INSTRUCTIONS FOR THE TASK: What lines in this listing contain the string "going"? Report each one by copying it.

====

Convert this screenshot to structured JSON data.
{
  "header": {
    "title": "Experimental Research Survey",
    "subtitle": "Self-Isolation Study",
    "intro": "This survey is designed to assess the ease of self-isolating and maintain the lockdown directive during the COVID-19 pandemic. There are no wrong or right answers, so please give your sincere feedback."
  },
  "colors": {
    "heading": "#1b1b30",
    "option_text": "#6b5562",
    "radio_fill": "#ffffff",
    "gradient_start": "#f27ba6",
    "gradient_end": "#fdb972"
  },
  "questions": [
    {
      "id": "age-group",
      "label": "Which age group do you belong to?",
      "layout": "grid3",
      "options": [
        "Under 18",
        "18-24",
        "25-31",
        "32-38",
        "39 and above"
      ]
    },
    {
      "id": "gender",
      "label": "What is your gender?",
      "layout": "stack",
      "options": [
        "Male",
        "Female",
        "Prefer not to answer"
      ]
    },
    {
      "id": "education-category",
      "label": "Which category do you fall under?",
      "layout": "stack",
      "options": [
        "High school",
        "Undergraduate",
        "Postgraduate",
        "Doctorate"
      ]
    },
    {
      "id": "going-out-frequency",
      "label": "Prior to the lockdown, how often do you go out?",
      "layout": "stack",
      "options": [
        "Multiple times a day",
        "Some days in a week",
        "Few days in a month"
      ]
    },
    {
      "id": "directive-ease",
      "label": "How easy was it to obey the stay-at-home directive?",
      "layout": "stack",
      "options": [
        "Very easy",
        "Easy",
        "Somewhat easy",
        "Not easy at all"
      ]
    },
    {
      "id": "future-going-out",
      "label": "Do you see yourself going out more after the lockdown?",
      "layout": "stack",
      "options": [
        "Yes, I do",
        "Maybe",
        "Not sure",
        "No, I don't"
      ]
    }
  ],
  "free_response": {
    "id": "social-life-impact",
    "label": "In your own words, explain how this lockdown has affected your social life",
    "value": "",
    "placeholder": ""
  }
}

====

YOUR SOLUTION:
      "id": "going-out-frequency",
      "id": "future-going-out",
      "label": "Do you see yourself going out more after the lockdown?",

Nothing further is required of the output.